(Stored items)
════════

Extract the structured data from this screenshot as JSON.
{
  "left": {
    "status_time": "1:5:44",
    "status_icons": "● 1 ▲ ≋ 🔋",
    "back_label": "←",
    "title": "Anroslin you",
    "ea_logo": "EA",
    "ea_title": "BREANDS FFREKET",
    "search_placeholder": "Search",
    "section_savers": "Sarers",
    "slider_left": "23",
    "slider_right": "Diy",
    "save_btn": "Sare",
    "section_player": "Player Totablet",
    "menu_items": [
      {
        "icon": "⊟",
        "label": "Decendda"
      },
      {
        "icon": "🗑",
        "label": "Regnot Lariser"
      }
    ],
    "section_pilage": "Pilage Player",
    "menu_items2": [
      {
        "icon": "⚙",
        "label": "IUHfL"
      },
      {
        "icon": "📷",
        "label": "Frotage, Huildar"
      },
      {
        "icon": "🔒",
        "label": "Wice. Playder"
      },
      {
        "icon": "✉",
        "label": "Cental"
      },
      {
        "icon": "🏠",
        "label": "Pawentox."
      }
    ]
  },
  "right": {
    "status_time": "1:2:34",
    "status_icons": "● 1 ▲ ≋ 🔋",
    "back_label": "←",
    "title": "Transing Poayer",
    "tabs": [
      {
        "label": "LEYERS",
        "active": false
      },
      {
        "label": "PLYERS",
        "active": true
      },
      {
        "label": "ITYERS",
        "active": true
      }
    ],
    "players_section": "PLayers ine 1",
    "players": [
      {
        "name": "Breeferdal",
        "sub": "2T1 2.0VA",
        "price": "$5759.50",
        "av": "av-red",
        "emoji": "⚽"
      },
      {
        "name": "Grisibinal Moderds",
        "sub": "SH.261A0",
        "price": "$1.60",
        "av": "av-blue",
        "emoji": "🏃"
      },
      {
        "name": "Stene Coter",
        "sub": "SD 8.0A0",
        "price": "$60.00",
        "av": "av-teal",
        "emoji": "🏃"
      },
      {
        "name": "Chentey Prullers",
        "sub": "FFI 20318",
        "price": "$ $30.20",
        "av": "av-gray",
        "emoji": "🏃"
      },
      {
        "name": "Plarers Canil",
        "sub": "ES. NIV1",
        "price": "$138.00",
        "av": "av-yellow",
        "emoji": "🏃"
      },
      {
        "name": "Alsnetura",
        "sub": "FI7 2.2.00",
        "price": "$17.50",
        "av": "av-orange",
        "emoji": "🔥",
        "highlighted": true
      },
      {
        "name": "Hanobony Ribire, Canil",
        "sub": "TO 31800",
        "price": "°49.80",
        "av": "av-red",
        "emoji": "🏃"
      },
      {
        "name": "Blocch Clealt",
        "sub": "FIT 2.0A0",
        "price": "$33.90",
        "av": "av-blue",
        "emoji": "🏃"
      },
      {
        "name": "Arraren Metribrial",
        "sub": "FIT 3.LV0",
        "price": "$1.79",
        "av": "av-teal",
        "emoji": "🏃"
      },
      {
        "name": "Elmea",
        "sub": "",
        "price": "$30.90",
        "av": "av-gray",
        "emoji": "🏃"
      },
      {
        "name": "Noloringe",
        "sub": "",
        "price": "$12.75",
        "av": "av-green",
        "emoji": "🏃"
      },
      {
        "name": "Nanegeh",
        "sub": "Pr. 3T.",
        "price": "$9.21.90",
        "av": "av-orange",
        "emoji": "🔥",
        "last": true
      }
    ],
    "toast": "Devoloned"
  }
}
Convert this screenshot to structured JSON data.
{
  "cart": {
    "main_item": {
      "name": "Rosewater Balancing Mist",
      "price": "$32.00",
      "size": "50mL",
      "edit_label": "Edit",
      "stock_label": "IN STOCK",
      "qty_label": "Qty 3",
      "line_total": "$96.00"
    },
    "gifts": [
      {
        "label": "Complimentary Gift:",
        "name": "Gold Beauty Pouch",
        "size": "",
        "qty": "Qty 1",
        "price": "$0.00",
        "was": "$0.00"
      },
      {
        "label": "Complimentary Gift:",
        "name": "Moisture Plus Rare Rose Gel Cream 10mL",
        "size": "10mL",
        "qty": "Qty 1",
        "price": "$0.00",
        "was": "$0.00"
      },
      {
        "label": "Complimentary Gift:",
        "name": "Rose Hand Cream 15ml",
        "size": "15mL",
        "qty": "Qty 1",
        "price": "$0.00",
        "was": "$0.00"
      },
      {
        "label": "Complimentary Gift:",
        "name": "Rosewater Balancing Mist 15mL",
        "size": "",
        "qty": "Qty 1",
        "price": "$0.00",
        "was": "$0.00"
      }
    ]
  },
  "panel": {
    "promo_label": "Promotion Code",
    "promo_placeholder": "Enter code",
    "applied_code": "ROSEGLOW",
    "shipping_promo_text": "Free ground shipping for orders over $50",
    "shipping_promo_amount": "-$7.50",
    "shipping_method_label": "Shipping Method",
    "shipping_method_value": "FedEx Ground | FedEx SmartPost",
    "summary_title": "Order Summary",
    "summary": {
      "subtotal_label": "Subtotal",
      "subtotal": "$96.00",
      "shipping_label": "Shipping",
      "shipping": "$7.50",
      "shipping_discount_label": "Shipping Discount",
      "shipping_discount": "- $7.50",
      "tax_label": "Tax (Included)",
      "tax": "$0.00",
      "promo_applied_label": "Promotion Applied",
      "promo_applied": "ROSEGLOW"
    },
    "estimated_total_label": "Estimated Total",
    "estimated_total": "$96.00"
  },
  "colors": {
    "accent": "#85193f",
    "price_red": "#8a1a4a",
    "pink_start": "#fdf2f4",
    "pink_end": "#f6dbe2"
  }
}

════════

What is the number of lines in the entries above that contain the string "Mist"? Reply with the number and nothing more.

RESPONSE FOR THIS EXERCISE:
2